At first, there was a part of me that said it could be an infection, or an abscess, it wasn’t 100% cancer. But the rest of me knew. When the sure diagnosis came through (stage 4 metastatic), I was already a mess, but if I thought my aunt getting cancer broke me, well this outright annihilated me. However, because my parents are divorced, all the decisions, all the information, all the responsibility came down on me, my daddy, my brother, and my uncle.
I had joined the club, and I would’ve given a world and a half if I could give my membership back, or shred it, or burn it, or destroy it in any way. When I was on the outside, I knew cancer was bad. I knew families go through one of the hardest things they could ever imagine.
But I didn’t know how it felt to consider never being

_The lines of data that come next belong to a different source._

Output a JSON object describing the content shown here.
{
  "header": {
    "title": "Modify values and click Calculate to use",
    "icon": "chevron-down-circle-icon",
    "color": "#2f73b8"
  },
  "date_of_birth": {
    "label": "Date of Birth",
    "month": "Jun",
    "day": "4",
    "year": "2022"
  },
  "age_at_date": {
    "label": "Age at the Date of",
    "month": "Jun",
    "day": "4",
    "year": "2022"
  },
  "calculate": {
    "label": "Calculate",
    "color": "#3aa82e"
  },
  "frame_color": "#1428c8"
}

walked down the aisle by my father, or never having him see or hold his grandchildren, or never having him see me receive my college degree. I didn’t know how it felt to consider never going fishing or squirrel hunting with him again. I didn’t know how it felt to feel absolutely helpless and scared, trying to make sense of what the doctors were saying and trying to make the right decisions and what it meant for daddy and his life and his future, as well as my and my family’s life and future. I didn’t know how it felt to feel absolutely heartbroken because if I was feeling this way, how the hell did my daddy feel? The worst was the gut wrenching desire to take it all away and make it all better and knowing I couldn’t do a damn thing about it.
In 2016, it is estimated there will be 1,685,210 new cancer cases. That’s 1,685,210 people who will join the club, not counting their families and loved ones who will join simply by proximity. When something traumatic happens, it’s easy to feel and believe that we are alone. But it’s not true. This is just my experience and my view of a situation so horrible, I’m not sure how we don’t call it an epidemic. Even though I’ve now experienced it, I still can’t imagine what other families feel, and what they deal with. I just know it gives a whole new meaning of strong. It gives a whole new meaning of perseverence. It gives me a whole new sense of purpose in life.
So the next time I here someone say they are dealing with cancer, may it be personally or in their family, I won’t think, “Wow, I’m so sorry,” I’ll probably just break down and cry right along with them.
I’ve joined the club, and with that comes a determination and a hope that one day, this club will gain no new members.
Presently, my dad has had an extremely successful brain surgery to remove that particular tumor, a successful round of radiation therapy, and is currently receiving chemo, so we’re hopeful.